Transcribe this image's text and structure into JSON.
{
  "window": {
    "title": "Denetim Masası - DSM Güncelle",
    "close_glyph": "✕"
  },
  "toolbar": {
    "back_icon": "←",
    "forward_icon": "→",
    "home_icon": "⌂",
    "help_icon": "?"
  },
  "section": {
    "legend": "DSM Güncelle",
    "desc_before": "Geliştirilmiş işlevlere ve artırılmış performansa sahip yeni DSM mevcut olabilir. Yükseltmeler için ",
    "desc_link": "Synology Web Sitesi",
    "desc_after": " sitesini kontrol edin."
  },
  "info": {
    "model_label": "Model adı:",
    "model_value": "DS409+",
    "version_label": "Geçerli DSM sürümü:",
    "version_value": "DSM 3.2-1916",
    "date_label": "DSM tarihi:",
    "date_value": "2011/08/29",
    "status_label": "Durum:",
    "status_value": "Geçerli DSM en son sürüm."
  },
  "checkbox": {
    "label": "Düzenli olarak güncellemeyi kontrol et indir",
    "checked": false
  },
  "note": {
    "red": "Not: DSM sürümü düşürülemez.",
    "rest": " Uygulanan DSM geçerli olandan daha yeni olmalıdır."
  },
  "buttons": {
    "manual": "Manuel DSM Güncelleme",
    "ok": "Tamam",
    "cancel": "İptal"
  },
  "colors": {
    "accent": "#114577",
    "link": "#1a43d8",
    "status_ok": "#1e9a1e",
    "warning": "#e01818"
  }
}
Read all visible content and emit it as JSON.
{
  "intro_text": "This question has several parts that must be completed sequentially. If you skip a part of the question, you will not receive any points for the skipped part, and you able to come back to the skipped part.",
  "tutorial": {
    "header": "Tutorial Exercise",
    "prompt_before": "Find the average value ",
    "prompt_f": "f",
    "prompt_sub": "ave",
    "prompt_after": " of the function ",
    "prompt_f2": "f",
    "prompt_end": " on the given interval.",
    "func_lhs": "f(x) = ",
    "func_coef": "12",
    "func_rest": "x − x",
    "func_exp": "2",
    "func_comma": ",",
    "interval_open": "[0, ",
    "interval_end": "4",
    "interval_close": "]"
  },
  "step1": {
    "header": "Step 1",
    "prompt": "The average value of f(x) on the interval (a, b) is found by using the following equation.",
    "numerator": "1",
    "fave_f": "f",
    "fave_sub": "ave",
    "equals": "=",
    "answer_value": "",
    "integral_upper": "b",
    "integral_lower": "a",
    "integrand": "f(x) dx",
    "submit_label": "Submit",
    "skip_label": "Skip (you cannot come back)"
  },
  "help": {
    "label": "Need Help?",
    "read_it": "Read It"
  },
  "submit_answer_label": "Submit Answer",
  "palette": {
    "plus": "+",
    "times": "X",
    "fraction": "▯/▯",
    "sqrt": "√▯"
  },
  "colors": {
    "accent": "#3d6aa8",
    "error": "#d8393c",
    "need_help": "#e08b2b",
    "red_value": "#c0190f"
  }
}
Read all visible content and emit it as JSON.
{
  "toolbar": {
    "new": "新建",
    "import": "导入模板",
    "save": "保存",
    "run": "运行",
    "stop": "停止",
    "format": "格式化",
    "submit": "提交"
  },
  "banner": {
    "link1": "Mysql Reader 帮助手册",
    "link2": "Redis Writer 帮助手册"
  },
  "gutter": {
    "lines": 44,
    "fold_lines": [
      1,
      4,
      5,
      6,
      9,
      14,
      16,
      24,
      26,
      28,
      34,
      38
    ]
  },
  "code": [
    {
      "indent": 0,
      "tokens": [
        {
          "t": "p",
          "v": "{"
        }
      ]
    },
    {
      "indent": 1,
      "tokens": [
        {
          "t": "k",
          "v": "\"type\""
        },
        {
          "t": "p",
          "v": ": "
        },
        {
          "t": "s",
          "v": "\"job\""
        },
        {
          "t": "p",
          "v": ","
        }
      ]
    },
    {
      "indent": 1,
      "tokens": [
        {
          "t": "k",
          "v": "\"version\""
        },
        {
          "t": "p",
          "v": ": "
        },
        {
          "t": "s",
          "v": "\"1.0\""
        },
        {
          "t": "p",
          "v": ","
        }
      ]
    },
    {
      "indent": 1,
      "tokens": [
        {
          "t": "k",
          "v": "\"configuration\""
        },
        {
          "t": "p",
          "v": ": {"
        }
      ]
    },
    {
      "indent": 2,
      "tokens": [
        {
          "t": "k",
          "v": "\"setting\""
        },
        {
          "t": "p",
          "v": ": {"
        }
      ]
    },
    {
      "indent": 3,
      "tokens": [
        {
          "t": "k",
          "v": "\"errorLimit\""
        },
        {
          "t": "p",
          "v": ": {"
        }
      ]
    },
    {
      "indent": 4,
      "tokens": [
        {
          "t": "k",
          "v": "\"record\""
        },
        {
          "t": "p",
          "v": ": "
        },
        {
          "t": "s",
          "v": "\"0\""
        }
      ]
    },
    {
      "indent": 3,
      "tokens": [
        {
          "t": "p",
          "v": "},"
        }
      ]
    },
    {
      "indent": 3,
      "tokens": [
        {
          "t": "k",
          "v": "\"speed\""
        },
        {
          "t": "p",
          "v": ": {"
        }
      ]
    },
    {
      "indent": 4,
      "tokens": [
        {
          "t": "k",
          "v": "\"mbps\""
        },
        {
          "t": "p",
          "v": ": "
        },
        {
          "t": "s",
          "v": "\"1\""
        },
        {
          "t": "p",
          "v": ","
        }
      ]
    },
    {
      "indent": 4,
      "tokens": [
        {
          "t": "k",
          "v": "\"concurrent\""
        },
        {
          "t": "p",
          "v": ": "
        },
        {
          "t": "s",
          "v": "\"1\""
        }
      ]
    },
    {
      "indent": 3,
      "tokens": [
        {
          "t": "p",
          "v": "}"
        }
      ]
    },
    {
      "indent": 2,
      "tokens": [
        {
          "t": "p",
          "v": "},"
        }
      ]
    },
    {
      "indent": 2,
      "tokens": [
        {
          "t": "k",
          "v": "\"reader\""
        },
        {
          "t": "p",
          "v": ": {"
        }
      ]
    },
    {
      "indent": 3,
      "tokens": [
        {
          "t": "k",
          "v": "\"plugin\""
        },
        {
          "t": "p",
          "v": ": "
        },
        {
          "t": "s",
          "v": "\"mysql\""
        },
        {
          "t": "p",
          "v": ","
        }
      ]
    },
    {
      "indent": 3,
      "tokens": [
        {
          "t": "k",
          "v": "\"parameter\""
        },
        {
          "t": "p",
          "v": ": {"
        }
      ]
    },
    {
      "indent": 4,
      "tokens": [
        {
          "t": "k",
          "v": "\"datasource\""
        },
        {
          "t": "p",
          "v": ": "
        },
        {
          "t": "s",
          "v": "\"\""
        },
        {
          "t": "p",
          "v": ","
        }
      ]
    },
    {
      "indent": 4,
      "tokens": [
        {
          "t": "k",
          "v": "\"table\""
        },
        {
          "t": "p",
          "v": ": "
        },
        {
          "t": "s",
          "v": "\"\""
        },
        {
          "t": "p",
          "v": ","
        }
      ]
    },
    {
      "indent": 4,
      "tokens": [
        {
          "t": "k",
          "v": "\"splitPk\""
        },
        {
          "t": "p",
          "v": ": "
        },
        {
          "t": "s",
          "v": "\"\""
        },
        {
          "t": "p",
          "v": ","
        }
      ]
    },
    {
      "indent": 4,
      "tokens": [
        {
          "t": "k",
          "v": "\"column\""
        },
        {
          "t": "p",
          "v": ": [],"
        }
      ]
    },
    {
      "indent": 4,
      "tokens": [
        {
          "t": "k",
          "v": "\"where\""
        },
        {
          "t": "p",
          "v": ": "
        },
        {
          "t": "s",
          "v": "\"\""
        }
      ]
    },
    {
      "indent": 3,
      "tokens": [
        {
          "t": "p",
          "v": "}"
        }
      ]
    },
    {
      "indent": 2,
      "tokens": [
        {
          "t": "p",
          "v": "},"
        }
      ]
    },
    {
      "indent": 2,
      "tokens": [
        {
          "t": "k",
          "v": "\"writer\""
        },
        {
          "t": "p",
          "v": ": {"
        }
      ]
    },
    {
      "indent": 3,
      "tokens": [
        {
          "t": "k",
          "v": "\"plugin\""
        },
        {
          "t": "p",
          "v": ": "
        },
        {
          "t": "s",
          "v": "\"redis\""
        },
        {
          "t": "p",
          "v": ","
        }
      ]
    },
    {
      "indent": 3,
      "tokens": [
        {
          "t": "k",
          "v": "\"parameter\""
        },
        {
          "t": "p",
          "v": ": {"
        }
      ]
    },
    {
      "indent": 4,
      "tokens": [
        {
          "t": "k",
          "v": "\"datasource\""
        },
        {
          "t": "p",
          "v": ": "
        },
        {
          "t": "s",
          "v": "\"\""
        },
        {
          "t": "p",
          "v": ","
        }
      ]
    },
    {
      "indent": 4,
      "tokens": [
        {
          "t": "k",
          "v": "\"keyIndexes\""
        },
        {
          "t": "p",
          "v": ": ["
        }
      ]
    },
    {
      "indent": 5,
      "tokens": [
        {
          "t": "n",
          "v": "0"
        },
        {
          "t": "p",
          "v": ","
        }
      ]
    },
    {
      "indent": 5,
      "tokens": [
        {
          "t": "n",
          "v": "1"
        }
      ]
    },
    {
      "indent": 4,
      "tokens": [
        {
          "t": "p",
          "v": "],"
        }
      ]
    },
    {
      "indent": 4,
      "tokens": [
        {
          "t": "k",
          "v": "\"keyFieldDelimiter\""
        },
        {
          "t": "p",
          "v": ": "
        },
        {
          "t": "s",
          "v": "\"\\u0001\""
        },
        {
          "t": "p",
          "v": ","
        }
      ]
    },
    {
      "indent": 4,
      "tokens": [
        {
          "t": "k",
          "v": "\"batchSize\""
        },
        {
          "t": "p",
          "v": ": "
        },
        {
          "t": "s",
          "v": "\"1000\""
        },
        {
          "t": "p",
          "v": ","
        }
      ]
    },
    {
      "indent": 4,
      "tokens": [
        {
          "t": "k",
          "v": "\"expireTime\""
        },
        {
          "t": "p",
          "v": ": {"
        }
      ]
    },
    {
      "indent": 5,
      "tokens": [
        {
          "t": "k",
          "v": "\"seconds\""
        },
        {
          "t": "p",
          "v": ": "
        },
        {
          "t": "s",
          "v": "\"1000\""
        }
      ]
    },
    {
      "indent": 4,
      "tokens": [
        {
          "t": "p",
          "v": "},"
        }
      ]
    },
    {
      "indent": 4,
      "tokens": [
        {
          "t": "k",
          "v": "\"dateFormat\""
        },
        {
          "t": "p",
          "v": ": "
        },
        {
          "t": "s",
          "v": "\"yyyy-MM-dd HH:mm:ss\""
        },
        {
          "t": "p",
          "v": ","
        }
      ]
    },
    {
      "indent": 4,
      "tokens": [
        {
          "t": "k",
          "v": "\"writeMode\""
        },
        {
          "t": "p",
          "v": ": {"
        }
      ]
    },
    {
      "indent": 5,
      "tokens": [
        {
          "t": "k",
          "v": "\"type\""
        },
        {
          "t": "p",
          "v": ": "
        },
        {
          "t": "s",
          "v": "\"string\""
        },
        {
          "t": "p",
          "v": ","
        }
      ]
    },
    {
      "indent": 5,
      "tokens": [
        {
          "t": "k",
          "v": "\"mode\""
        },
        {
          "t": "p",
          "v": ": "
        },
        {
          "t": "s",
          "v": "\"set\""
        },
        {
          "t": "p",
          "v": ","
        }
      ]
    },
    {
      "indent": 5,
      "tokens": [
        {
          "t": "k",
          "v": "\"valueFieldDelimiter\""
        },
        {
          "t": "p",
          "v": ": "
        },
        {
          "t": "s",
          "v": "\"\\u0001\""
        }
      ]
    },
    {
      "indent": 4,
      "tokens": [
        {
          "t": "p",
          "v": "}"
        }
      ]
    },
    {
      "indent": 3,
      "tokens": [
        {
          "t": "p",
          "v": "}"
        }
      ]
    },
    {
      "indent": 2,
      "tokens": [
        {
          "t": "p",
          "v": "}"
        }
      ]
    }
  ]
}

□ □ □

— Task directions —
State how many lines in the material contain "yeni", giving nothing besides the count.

— Answer section —
2